National Leader Simon Bridges yesterday broke with years of liberal traditions in his Party and swung it sharply to the right with a new hardline law and order policy.
This follows on an increasing shift to the right under Bridges with policies like his promise to pull New Zealand out of the UN Compact on Migration.
And there were hints of Donald Trump yesterday in a tweeted reply to Newsroom Editor, Tim Murphy.
Commenting on the law and order policy announced yesterday, Murphy tweeted: “Is there anything more unimaginative in opposition policy-making than ‘work for the dole’ ‘get the gangs’ or ‘hard labour for prisoners’?”
Bridges replied: “Is there anything more unimaginative than a middle-class journalist sneering predictably about a centre-right political party arguing for policies in line with its long-held principles?”
But in fact, the policies announced by Bridges yesterday do not match with the general direction of travel of the Party on law and order issues over the past few years.
Bridges has proposed a crackdown on parole; prisoners would need to get NCEA2 before they could apply and; murderers who did not reveal where a body was would not be legible.
There would be harsher sentences for gang members and for some crimes.
In the previous Government, Bill English, Stephen Joyce and even Judith Collins all cautioned against increasing prison numbers.
Most famously, Bill English said in 2011 that prisons were “a moral and fiscal failure” and New Zealand should never build another one.
Corrections Minister, Judith Collins, following up English’s comments said: “we cannot continue to keep locking up people at the rate that we have over the last decade, and we have to put a lot more emphasis on rehabilitation.”
The prison population has jumped by 18 per cent since English made his comments and currently stands at 9969.
That rate of growth troubled former Finance Minister, Stephen Joyce, who told a National Party conference in 2016 that the Government was looking at policies that would manage that demand (for prison places) down a little bit better.
“We have some big investments coming up ahead of us in corrections, and that’s part of the infrastructure problem for a growing country sadly,” he said.
“We do have to think of ways that we can manage that cost while we maintain public safety.”
When Joyce made those comments, Corrections under then-laws was projecting an increase in the prison population to about 11,000 by 2026 at a capital cost of $1.5 – $2.0 billion for new prisons.
National has not provided an estimate of how much their crackdown would increase the prison population by, nor the cost of building new facilities.
The Party has produced its law and order policy before the final report of the “Safe and Effective Justice Group” chaired by a former National MP and Corrections Minister, Chester Borrowes.
That report is expected soon.
Speaking to POLITIK last night Borrowes said there were “good and bad” bits in the National policy.

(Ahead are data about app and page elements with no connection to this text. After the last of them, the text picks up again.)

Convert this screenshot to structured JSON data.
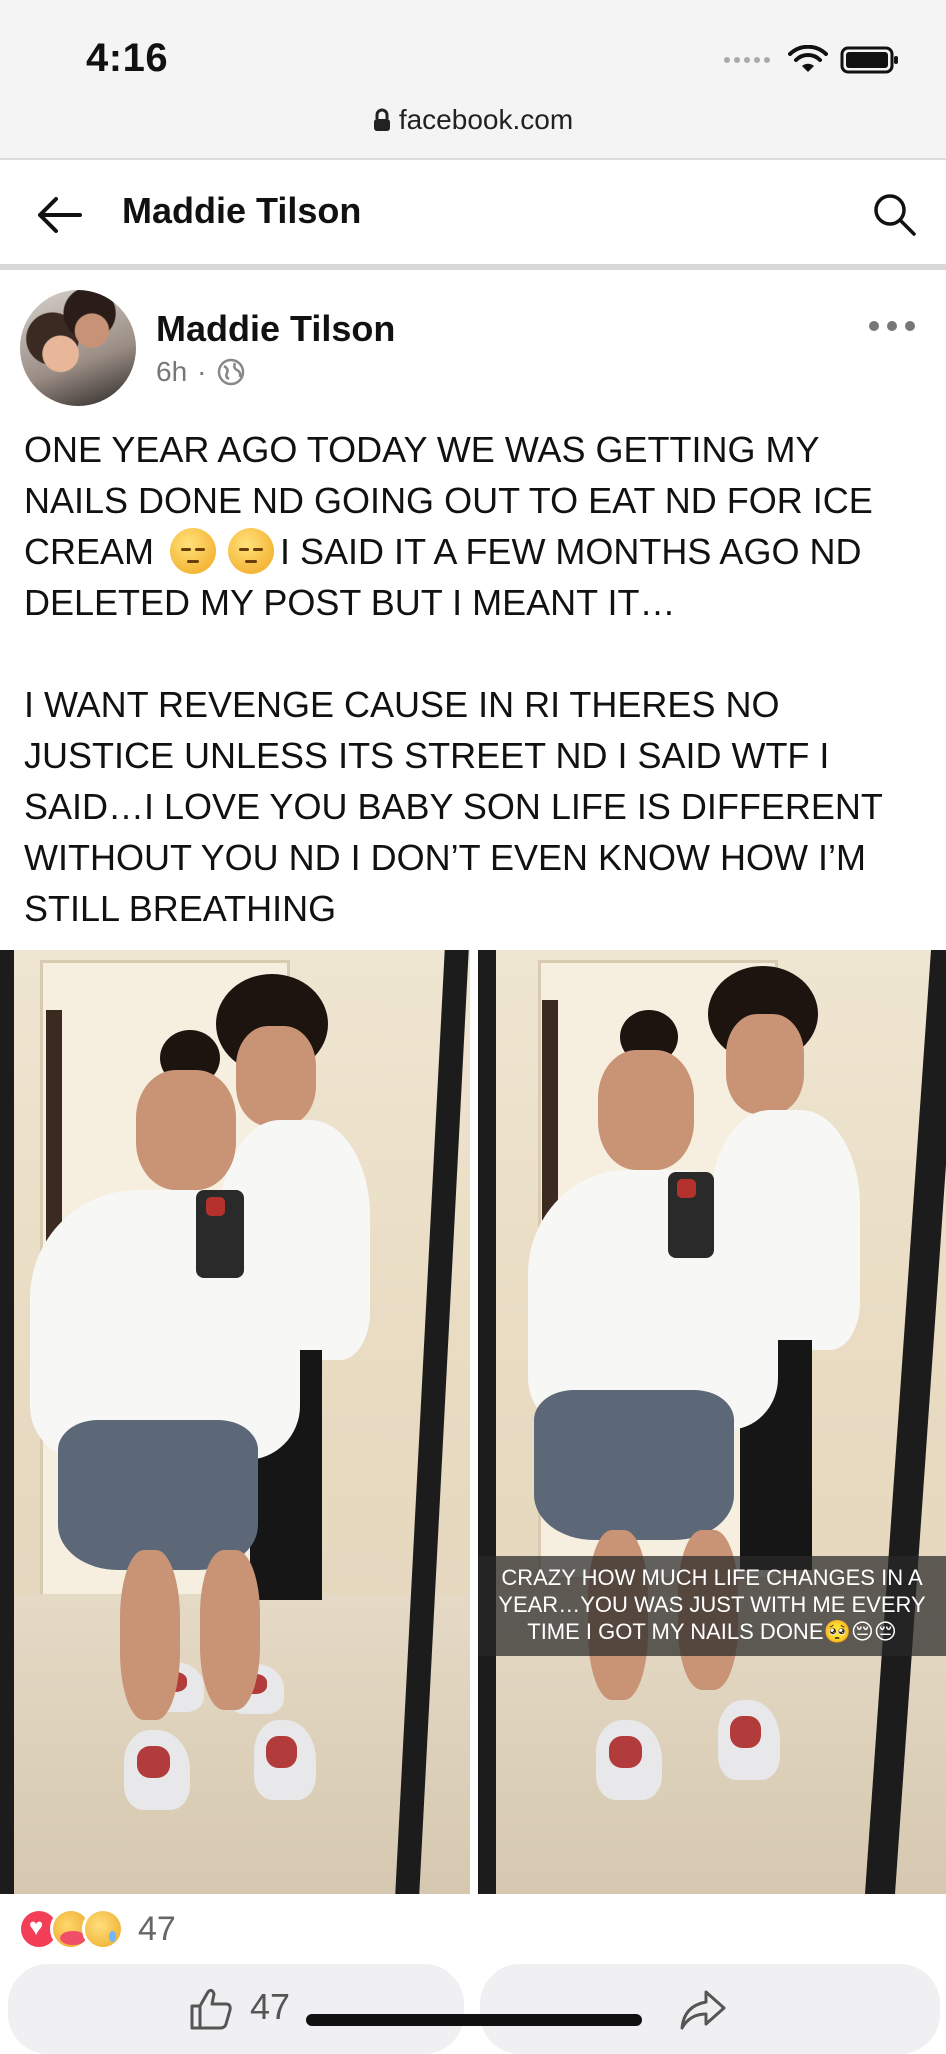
{
  "status_bar": {
    "time": "4:16",
    "url": "facebook.com"
  },
  "header": {
    "title": "Maddie Tilson"
  },
  "post": {
    "author": "Maddie Tilson",
    "time": "6h",
    "separator": "·",
    "audience_icon": "globe-icon",
    "paragraph1_part1": "ONE YEAR AGO TODAY WE WAS GETTING MY NAILS DONE ND GOING OUT TO EAT ND FOR ICE CREAM",
    "paragraph1_part2": "I SAID IT A FEW MONTHS AGO ND DELETED MY POST BUT I MEANT IT…",
    "paragraph2": "I WANT REVENGE CAUSE IN RI THERES NO JUSTICE UNLESS ITS STREET ND I SAID WTF I SAID…I LOVE YOU BABY SON LIFE IS DIFFERENT WITHOUT YOU ND I DON’T EVEN KNOW HOW I’M STILL BREATHING",
    "photo_caption": "CRAZY HOW MUCH LIFE CHANGES IN A YEAR…YOU WAS JUST WITH ME EVERY TIME I GOT MY NAILS DONE🥺😔😔"
  },
  "reactions": {
    "types": [
      "love",
      "care",
      "sad"
    ],
    "count": "47"
  },
  "actions": {
    "like_count": "47"
  },
  "colors": {
    "love": "#f33e58",
    "chrome_bg": "#f4f4f4"
  }
}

“Changing the clean slate legislation is quite good,” he said – a reference to a proposal to wipe records for under 18-year-olds convicted of offences that carry less than two years imprisonment and who get NCEA2 and comply with other “good behaviour” criteria.
But Borrowes is less convinced by a raft of proposals to crack down on gangs.
“A lot of that gang stuff has already been done, and they have the ability to do it,” he said.
“So some of it is ho-hum, and some shows a little bit of insight.
But his taskforce in its interim report emphasised that many people involved in the justice system either as offenders or victims wanted justice policy de-politicised.
Borrowes was particularl critical of the proposal to restrict parole unless a prisoner got NCEA2.
He said that if “kids” had been at school for nine years and still didn’t have NCEA, then the educators should be held to account.
The other consequence of the proposed crackdown on parole and the longer sentences National is proposing for some offences would be the increase in prison numbers.
Borrowes said it was costing $1 million a bed to build a new prison.
Above all, he wants to see the debate about justice de-politicised.
“Get the politics out of it; get a cross-party accord; get people who are really interested in making some changes to actually sit in the same room and talk to one another about it rather than just pushing the button every three years,” he said.
Launching the policy yesterday, however, Bridges kept pressing the law and order button.
“Law and order is personal for me,” he said.
“I worked as a Crown Prosecutor on more than a hundred jury trials.
“I’ve seen the harm serious offenders have caused families and communities.
“I want New Zealand to be the safest country in the world.
“National is the Party of law and order. “